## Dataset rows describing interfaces
──────────
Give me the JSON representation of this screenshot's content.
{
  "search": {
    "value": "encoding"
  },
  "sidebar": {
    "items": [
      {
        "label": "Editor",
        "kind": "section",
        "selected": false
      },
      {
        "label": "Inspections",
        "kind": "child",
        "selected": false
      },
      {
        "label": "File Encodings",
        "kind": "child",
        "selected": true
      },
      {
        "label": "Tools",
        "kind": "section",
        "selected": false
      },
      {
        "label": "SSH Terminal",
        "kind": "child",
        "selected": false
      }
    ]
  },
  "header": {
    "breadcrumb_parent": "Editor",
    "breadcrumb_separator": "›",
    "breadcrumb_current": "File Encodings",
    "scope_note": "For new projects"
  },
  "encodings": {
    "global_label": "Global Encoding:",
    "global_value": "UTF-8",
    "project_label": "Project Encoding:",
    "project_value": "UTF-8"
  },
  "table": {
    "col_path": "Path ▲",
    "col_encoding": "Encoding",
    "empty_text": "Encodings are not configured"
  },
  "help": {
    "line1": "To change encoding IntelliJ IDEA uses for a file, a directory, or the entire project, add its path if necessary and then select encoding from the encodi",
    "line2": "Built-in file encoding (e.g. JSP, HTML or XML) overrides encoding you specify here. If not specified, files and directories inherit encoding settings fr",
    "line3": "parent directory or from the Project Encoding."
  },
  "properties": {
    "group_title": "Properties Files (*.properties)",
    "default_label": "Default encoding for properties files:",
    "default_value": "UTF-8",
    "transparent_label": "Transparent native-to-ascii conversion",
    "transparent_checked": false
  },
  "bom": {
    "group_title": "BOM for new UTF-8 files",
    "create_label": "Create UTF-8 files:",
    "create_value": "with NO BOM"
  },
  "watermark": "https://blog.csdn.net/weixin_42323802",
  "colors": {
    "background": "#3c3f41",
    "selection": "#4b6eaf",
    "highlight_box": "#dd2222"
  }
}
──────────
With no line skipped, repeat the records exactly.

## Task response
Give me the JSON representation of this screenshot's content.
{
  "search": {
    "value": "encoding"
  },
  "sidebar": {
    "items": [
      {
        "label": "Editor",
        "kind": "section",
        "selected": false
      },
      {
        "label": "Inspections",
        "kind": "child",
        "selected": false
      },
      {
        "label": "File Encodings",
        "kind": "child",
        "selected": true
      },
      {
        "label": "Tools",
        "kind": "section",
        "selected": false
      },
      {
        "label": "SSH Terminal",
        "kind": "child",
        "selected": false
      }
    ]
  },
  "header": {
    "breadcrumb_parent": "Editor",
    "breadcrumb_separator": "›",
    "breadcrumb_current": "File Encodings",
    "scope_note": "For new projects"
  },
  "encodings": {
    "global_label": "Global Encoding:",
    "global_value": "UTF-8",
    "project_label": "Project Encoding:",
    "project_value": "UTF-8"
  },
  "table": {
    "col_path": "Path ▲",
    "col_encoding": "Encoding",
    "empty_text": "Encodings are not configured"
  },
  "help": {
    "line1": "To change encoding IntelliJ IDEA uses for a file, a directory, or the entire project, add its path if necessary and then select encoding from the encodi",
    "line2": "Built-in file encoding (e.g. JSP, HTML or XML) overrides encoding you specify here. If not specified, files and directories inherit encoding settings fr",
    "line3": "parent directory or from the Project Encoding."
  },
  "properties": {
    "group_title": "Properties Files (*.properties)",
    "default_label": "Default encoding for properties files:",
    "default_value": "UTF-8",
    "transparent_label": "Transparent native-to-ascii conversion",
    "transparent_checked": false
  },
  "bom": {
    "group_title": "BOM for new UTF-8 files",
    "create_label": "Create UTF-8 files:",
    "create_value": "with NO BOM"
  },
  "watermark": "https://blog.csdn.net/weixin_42323802",
  "colors": {
    "background": "#3c3f41",
    "selection": "#4b6eaf",
    "highlight_box": "#dd2222"
  }
}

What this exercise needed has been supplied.